• _Work to be completed_:
Work out how many lines below contain the word "letter", then give that number alone.

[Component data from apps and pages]
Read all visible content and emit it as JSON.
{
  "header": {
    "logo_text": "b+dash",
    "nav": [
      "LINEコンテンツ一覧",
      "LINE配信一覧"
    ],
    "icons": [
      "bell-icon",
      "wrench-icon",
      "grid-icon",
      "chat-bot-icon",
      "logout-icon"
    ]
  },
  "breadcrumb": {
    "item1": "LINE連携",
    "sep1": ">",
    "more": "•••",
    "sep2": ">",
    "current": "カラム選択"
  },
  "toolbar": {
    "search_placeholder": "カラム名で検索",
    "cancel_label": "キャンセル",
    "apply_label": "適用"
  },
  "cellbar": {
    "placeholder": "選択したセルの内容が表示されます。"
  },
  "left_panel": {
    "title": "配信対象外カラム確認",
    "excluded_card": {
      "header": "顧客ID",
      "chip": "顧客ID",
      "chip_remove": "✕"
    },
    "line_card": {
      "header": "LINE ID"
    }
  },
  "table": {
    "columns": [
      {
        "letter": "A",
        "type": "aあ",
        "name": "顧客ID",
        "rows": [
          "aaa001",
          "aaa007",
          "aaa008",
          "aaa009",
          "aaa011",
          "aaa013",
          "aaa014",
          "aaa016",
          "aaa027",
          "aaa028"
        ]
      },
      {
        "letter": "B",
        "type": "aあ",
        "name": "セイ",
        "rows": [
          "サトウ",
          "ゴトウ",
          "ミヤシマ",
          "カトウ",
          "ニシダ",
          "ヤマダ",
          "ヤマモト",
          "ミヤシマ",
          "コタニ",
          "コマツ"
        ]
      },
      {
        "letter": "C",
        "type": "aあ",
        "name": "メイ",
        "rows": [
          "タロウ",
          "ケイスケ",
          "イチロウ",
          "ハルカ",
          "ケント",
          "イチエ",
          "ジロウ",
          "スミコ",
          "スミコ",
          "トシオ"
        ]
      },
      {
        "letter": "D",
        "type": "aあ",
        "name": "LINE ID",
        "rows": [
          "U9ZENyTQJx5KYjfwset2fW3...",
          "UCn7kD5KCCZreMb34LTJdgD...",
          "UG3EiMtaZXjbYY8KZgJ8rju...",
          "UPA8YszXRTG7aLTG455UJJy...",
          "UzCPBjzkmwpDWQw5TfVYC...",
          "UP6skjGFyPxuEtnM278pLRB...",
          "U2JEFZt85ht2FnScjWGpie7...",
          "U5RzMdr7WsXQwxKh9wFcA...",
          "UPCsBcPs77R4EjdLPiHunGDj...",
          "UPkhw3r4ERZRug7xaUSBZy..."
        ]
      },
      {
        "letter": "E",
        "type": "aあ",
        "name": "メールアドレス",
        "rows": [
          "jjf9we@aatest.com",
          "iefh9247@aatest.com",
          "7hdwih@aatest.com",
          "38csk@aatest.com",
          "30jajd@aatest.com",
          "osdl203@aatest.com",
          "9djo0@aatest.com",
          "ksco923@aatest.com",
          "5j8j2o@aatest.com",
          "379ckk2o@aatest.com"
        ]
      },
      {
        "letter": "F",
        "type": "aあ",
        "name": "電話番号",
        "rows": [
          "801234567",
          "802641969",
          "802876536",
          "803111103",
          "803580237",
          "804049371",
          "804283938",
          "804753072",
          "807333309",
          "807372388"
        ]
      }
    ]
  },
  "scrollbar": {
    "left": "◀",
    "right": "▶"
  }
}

• _Solution_:
6